For an introduction to skepticism about the case, you could start with Anita Gregory's review of Playfair's book mentioned above ("This House Is Haunted, An Investigation Of The Enfield Poltergeist", Journal Of The Society For Psychical Research, vol. 50, 1979-80, pp. 538-41). You can access the article at the Library of Exploratory Science site. Other skeptical overviews have been written by Joe Nickell and Deborah Hyde, among others. You can listen to a 2017 edition of the MonsterTalk podcast to hear from a few skeptics discussing Enfield.
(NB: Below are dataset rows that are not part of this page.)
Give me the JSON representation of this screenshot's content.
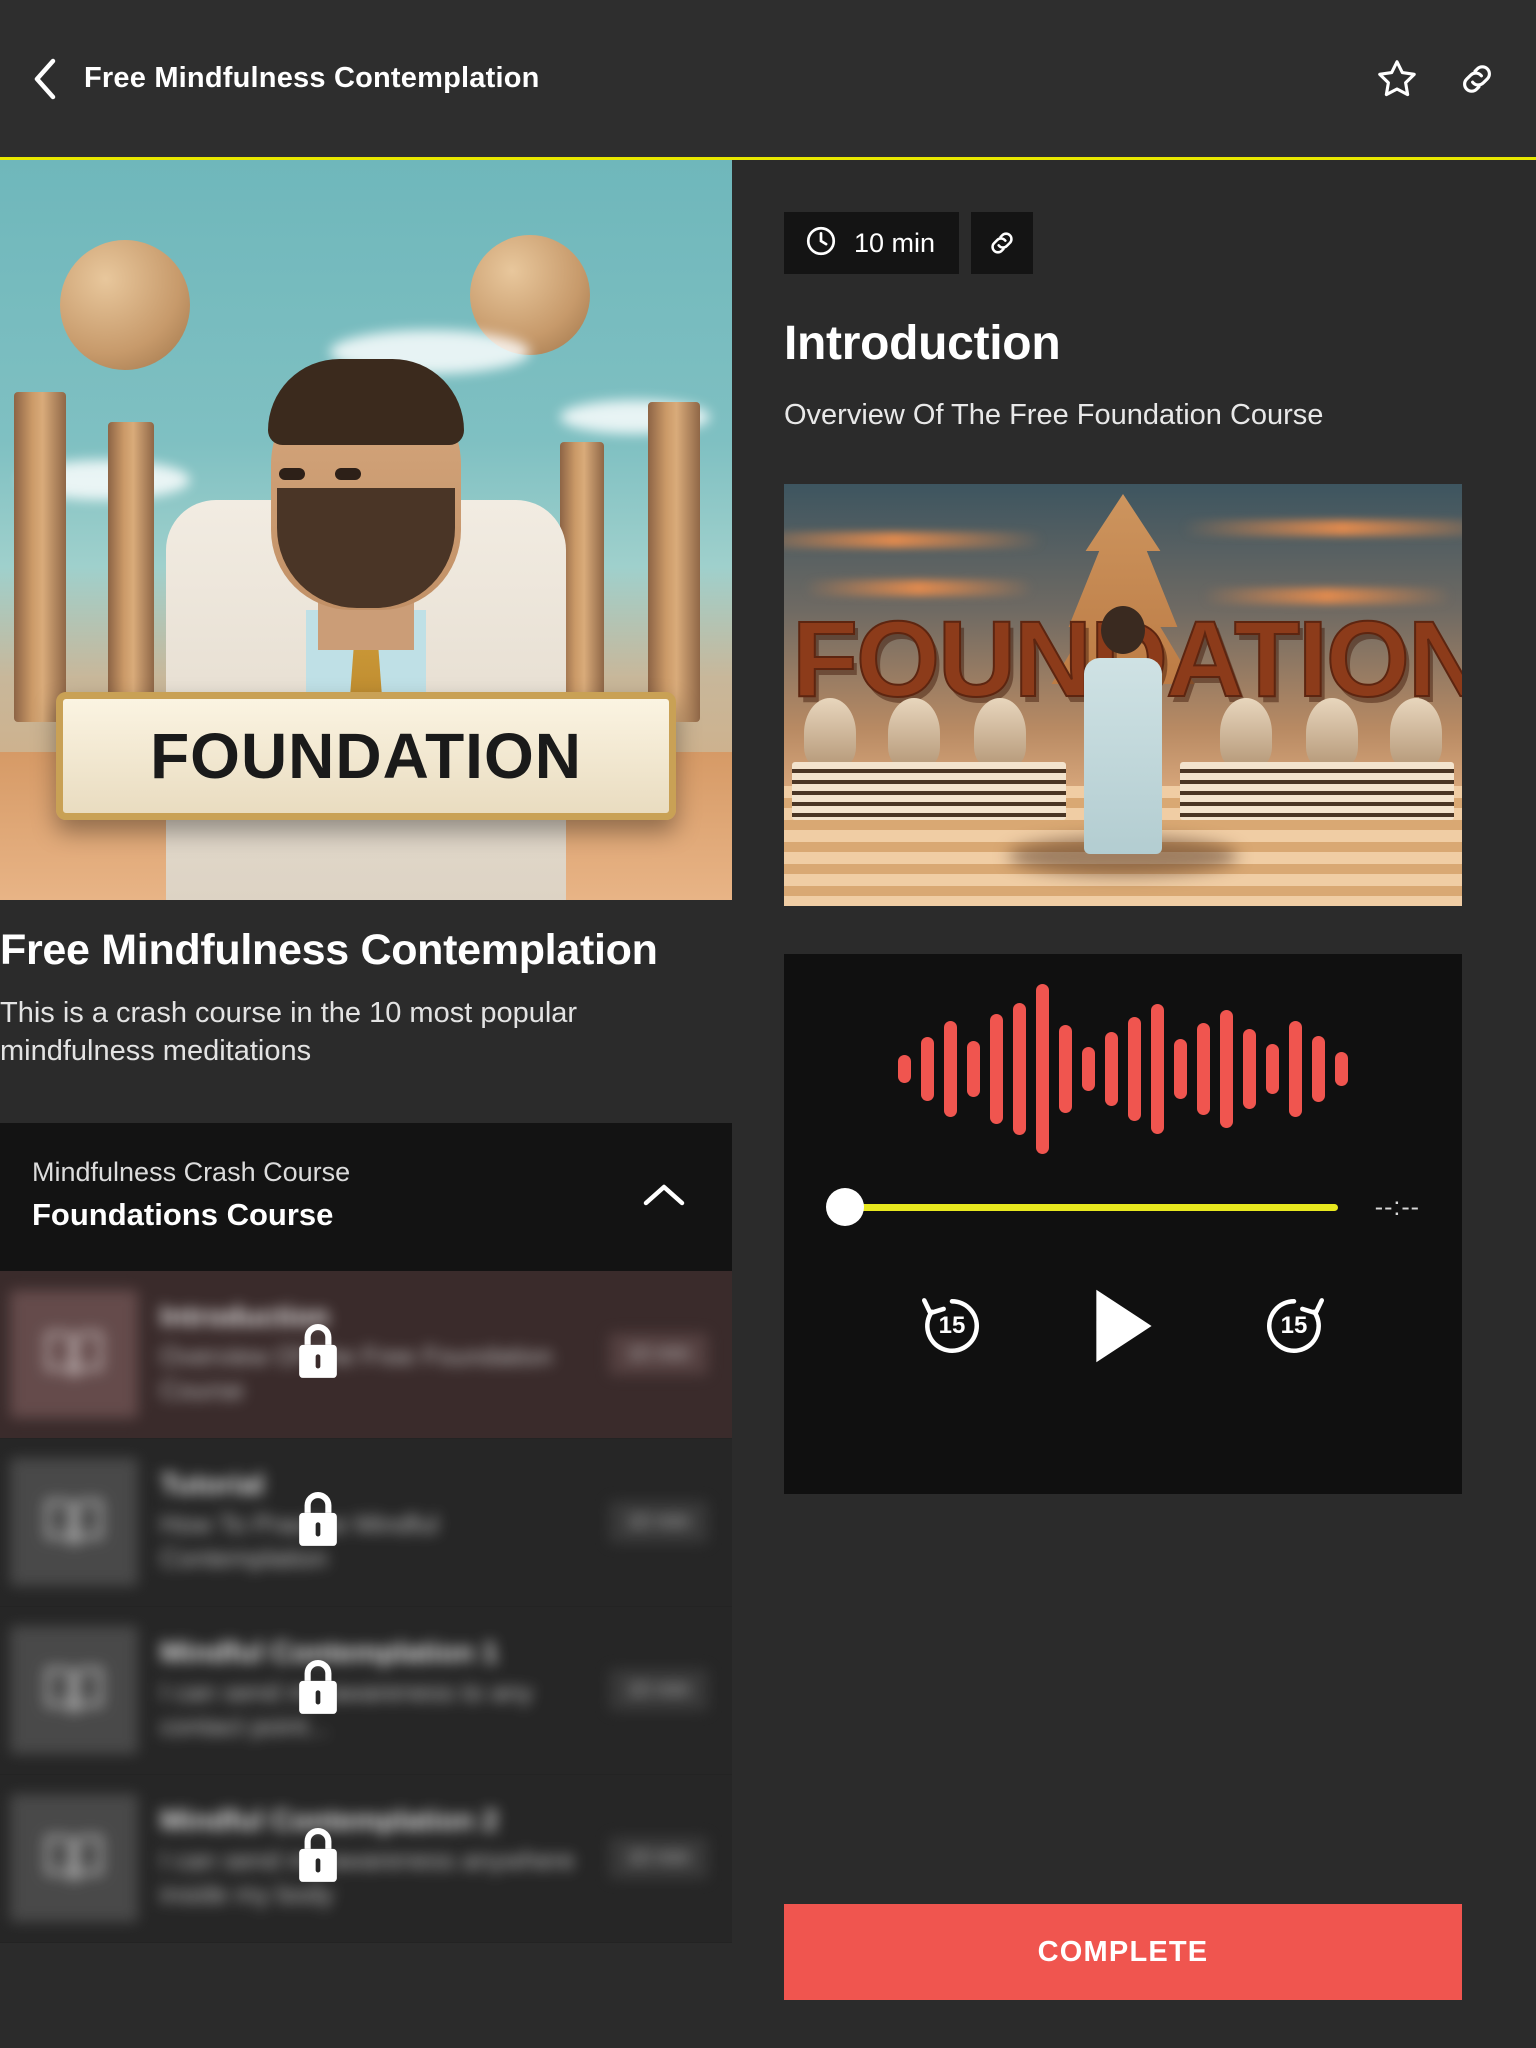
{
  "header": {
    "back_icon": "chevron-left-icon",
    "title": "Free Mindfulness Contemplation",
    "favorite_icon": "star-outline-icon",
    "share_icon": "link-icon"
  },
  "hero": {
    "plaque_text": "FOUNDATION"
  },
  "course": {
    "title": "Free Mindfulness Contemplation",
    "description": "This is a crash course in the 10 most popular mindfulness meditations"
  },
  "section": {
    "kicker": "Mindfulness Crash Course",
    "name": "Foundations Course",
    "collapse_icon": "chevron-up-icon"
  },
  "lessons": [
    {
      "title": "Introduction",
      "subtitle": "Overview Of The Free Foundation Course",
      "duration": "10 min",
      "locked": true,
      "active": true,
      "thumb_icon": "book-icon",
      "lock_icon": "lock-icon"
    },
    {
      "title": "Tutorial",
      "subtitle": "How To Practice Mindful Contemplation",
      "duration": "10 min",
      "locked": true,
      "active": false,
      "thumb_icon": "book-icon",
      "lock_icon": "lock-icon"
    },
    {
      "title": "Mindful Contemplation 1",
      "subtitle": "I can send my awareness to any contact  point...",
      "duration": "10 min",
      "locked": true,
      "active": false,
      "thumb_icon": "book-icon",
      "lock_icon": "lock-icon"
    },
    {
      "title": "Mindful Contemplation 2",
      "subtitle": "I can send my awareness anywhere inside my body",
      "duration": "10 min",
      "locked": true,
      "active": false,
      "thumb_icon": "book-icon",
      "lock_icon": "lock-icon"
    }
  ],
  "detail": {
    "clock_icon": "clock-icon",
    "duration": "10 min",
    "link_icon": "link-icon",
    "title": "Introduction",
    "subtitle": "Overview Of The Free Foundation Course",
    "banner_word": "FOUNDATION"
  },
  "player": {
    "waveform_color": "#f0554f",
    "progress_color": "#e8e81e",
    "time_display": "--:--",
    "progress_percent": 0,
    "rewind_icon": "rewind-15-icon",
    "rewind_label": "15",
    "play_icon": "play-icon",
    "forward_icon": "forward-15-icon",
    "forward_label": "15",
    "wave_bars": [
      28,
      64,
      96,
      56,
      110,
      132,
      170,
      88,
      44,
      74,
      104,
      130,
      60,
      92,
      118,
      80,
      50,
      96,
      66,
      34
    ]
  },
  "footer": {
    "complete_label": "COMPLETE",
    "complete_color": "#f0554f"
  }
}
If you want to research the case further, see my series of posts here. That material goes beyond an introductory level (e.g., discussing Maurice Grosse and Guy Playfair's audio tapes recorded during their investigation of the case; addressing Anita Gregory's doctoral thesis, which covers Enfield). I reference a lot of articles, books, videos, and other resources along the way, so you can find many more sources to consult there. The page just linked includes descriptions of some of the contents of each post, so you can use Ctrl F to search for what you're interested in, in addition to using a search engine.

Tuesday, March 30, 2021

The Garden Of Suffering For Our Joy

"Every time we walk in a garden I think we ought to recollect the garden [of Gethsemane] where the Saviour walked, and the sorrows that befell him there. Did he select a garden, I wonder, because we are all so fond of such places, thus linking our seasons of recreation with the most solemn mementoes of himself?" (Charles Spurgeon)

Sunday, March 28, 2021

The Contrasting Ordinariness And Extraordinariness Of The Risen Jesus In Luke

I've often referred to the significance of the ordinariness of Jesus' body in the resurrection accounts in the gospels and Acts (e.g., here). An especially striking example is what we see in Luke's writings. The ordinariness of Jesus' resurrected body comes between the glorious appearance of the angels in Luke 24:4-5 and the gloriousness of Jesus' resurrected body after the ascension in Acts 9:3 (see, also, 26:13-14). Luke recognized the significance of that sort of impressive appearance and wanted to highlight it in passages like the ones I just cited. But he doesn't refer to Jesus as having had such a body prior to the ascension. Instead, he and the other gospel authors describe Jesus' pre-ascension resurrection body in more ordinary terms. That's best explained as a historically accurate memory of what was experienced with Jesus after he rose from the dead, a memory that was contrary to common expectation and reflects significant restraint on the part of the early Christians. We see that in sources other than Luke as well, but what's significant about Luke is how Jesus' ordinariness there contrasts so much with the extraordinariness of the appearance of Jesus and other figures in the nearby context.